WordReference Random House Learner's Dictionary of American English © 2019
pos•sess /pəˈzɛs/USA pronunciation
v. [~ + object]WordReference Random House Unabridged Dictionary of American English © 2019
pos•ses•sor, n. [countable]
- to have (something) as belonging to one;
own:[not: be + ~-ing]Everything they possessed was lost in the war.
- to have as a part of one's mind, or as a quality:[not: be + ~-ing]She possesses great wit.
- (of a spirit, esp. an evil one) to control (a person) from within:possessed by demons.
- (of a feeling, etc.) to influence in the manner of such a spirit:A raging fury possessed him.[~ + object + to + verb]What in the world possessed you to do this?
(pə zes′),USA pronunciation v.t.
- to have as belonging to one;
have as property;
own:to possess a house and a car.
- to have as a faculty, quality, or the like:to possess courage.
- (of a spirit, esp. an evil one) to occupy, dominate, or control (a person) from within:He thought he was possessed by devils.
- (of a feeling, idea, etc.) to dominate or actuate in the manner of such a spirit:He was possessed by envy.
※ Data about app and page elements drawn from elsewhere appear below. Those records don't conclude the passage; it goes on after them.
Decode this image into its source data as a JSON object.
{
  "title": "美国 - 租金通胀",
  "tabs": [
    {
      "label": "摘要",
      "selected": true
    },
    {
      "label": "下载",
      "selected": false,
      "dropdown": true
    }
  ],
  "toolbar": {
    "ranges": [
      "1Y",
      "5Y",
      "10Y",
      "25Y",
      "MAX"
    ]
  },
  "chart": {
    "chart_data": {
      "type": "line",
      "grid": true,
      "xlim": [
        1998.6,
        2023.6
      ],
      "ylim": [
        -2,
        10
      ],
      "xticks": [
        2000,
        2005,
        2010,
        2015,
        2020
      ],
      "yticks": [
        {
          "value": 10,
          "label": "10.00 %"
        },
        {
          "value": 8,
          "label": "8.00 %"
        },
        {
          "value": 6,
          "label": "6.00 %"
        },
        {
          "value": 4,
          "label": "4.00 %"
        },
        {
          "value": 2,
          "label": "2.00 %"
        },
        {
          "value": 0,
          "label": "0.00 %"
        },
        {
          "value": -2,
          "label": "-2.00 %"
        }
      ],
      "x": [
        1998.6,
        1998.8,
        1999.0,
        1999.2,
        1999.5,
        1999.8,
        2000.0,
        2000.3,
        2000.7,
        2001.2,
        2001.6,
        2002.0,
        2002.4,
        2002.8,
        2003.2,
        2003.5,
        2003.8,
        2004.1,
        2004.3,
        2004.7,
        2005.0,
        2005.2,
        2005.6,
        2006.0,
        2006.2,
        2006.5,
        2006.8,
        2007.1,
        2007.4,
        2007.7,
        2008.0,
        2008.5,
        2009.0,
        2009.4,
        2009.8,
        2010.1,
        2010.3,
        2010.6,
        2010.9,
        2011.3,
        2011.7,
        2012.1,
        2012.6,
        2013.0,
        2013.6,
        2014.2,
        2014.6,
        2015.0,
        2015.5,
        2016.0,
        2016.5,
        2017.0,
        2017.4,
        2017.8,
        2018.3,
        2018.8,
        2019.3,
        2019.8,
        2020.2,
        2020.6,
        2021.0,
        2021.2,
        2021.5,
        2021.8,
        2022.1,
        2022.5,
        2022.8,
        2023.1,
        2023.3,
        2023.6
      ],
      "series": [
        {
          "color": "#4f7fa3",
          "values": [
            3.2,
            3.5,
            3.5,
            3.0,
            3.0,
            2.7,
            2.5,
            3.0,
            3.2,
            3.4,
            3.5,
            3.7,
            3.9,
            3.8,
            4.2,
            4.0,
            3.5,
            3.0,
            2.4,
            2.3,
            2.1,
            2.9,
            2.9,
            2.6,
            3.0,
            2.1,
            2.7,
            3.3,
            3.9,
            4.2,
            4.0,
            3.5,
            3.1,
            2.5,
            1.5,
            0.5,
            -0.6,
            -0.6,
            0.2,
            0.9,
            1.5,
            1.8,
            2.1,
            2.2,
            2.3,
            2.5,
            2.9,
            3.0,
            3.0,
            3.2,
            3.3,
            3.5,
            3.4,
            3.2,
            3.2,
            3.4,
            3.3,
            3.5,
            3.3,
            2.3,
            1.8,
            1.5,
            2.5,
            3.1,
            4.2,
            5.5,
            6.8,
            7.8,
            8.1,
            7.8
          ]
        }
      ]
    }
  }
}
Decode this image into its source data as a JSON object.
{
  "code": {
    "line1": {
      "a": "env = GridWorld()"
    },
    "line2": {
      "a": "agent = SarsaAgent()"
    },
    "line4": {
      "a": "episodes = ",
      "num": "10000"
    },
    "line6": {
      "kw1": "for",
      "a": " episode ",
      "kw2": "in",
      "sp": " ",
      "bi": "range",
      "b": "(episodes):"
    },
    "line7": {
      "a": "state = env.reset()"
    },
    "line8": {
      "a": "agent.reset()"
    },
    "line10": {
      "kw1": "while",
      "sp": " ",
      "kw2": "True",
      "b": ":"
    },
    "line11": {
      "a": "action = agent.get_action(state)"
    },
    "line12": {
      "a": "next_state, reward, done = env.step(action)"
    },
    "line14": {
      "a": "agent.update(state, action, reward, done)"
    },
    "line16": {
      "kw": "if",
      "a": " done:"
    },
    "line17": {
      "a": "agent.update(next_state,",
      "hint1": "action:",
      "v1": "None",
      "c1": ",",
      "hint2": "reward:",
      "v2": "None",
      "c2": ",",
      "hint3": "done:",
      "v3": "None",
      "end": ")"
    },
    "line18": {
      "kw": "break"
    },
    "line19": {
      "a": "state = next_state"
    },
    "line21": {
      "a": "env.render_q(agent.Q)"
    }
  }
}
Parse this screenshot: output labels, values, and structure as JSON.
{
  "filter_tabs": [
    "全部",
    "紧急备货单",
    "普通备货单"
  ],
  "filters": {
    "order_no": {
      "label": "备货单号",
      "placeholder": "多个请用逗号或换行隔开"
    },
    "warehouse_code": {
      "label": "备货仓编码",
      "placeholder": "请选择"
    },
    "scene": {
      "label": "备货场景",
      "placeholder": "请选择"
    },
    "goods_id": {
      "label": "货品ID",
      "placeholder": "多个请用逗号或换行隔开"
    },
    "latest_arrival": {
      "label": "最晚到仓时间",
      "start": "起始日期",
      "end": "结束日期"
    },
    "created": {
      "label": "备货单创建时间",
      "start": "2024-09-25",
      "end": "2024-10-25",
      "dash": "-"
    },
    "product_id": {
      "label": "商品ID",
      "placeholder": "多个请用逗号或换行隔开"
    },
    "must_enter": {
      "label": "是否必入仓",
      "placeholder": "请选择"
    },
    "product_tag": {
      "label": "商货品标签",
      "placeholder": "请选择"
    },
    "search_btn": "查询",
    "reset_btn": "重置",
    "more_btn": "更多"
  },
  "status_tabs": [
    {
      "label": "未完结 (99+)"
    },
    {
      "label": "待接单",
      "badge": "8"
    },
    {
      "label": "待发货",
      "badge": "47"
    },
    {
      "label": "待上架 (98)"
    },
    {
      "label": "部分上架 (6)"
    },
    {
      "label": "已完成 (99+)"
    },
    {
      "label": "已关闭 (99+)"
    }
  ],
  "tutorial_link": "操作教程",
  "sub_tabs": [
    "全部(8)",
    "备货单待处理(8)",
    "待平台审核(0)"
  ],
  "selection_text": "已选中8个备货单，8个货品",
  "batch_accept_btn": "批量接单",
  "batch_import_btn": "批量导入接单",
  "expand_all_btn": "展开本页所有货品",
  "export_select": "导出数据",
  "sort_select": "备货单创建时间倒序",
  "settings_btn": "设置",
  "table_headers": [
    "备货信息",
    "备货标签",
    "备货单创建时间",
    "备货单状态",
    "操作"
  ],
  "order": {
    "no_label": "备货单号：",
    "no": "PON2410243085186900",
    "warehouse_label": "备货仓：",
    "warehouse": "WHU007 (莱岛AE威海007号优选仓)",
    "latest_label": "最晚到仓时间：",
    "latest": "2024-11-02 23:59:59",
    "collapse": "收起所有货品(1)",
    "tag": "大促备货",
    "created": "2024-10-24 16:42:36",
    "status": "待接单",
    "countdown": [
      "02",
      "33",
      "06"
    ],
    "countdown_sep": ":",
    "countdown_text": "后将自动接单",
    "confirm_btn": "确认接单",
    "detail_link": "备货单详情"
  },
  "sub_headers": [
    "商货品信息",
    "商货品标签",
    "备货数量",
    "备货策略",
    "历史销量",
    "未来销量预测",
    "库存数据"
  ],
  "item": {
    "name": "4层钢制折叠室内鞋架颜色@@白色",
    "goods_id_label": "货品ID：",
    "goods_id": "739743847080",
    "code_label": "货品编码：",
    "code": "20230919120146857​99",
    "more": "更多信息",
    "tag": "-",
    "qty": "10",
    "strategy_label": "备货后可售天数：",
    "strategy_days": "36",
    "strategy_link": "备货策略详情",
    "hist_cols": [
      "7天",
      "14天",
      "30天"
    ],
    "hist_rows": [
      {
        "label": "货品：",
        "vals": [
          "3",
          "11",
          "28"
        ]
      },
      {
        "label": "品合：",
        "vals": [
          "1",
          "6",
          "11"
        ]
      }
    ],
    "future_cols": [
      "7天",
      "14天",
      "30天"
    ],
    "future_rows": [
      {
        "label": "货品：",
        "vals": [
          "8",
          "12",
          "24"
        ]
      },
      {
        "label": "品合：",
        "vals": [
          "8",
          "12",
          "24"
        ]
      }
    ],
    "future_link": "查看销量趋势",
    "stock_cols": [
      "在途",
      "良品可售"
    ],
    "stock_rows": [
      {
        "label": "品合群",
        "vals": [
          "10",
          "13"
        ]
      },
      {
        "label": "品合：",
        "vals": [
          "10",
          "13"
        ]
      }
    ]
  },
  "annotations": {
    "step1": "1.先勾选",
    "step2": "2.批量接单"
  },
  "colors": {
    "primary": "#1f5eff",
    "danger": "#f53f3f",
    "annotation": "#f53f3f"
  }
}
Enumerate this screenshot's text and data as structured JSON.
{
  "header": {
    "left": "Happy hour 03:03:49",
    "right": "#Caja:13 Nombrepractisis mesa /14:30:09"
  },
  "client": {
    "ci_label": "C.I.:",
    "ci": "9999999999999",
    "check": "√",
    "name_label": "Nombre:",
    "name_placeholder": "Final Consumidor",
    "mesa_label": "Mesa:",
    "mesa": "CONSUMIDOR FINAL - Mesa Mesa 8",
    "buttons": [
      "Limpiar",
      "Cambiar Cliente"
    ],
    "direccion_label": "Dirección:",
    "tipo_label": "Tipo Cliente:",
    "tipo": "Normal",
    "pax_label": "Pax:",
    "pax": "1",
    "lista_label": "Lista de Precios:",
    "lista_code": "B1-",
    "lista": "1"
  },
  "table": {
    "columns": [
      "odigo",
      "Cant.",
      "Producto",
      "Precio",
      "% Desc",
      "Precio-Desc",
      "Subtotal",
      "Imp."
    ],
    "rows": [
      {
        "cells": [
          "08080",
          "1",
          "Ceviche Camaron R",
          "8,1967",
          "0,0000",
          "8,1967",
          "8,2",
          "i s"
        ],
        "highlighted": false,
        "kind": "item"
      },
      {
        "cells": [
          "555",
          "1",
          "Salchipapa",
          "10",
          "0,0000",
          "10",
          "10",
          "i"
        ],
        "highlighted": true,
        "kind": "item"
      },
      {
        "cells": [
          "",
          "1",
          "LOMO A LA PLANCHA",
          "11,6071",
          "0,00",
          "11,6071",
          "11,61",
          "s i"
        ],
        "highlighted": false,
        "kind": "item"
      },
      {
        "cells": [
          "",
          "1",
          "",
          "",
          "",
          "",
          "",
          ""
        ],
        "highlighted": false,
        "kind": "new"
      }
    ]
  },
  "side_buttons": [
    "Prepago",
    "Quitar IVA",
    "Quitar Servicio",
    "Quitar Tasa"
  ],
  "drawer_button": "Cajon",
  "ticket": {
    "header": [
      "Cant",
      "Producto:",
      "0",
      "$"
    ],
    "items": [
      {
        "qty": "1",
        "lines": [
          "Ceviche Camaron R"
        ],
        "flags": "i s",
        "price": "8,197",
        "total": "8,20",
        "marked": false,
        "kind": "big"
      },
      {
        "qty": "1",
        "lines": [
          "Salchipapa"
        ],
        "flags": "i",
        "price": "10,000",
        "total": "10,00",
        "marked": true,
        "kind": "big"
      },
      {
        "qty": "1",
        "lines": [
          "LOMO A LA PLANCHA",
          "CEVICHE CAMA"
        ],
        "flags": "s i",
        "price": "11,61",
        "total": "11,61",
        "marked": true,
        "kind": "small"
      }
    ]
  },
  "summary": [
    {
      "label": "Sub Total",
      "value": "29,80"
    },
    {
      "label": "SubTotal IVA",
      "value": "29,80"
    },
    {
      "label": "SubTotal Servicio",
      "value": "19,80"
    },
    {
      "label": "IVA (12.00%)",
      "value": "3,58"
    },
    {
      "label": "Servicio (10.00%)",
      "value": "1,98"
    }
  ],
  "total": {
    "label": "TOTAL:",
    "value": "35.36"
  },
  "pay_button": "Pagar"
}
- (of a man) to succeed in having sexual intercourse with.
- to have knowledge of:to possess a language.
- to keep or maintain (oneself, one's mind, etc.) in a certain state, as of peace, patience, etc.
- to maintain control over (oneself, one's mind, etc.).
- to impart to;
familiarize (often fol. by of or with):to possess someone of the facts of the case.
- to cause to be dominated or influenced, as by an idea, feeling, etc.
- to make (someone) owner, holder, or master, as of property, information, etc.:He possessed them of the facts.
- to seize or take.
- to gain or win.
- to occupy or hold.
- Middle French possess(i)er, noun, nominal derivative of possession possession
- late Middle English possesen 1425–75
- 1.See corresponding entry in Unabridged See have.
Collins Concise English Dictionary © HarperCollins Publishers::
possess /pəˈzɛs/ vb (transitive)
Etymology: 15th Century: from Old French possesser, from Latin possidēre to own, occupy; related to Latin sedēre to sitposˈsessor n
- to have as one's property; own
- to have as a quality, faculty, characteristic, etc: to possess good eyesight
- to have knowledge or mastery of: to possess a little French
- to gain control over or dominate: whatever possessed you to act so foolishly?
- (followed by of) to cause to be the owner or possessor: I am possessed of the necessary information
- to have sexual intercourse with
- rare to keep control over or maintain (oneself or one's feelings) in a certain state or condition: possess yourself in patience until I tell you the news
'Possessing adequate' also found in these entries: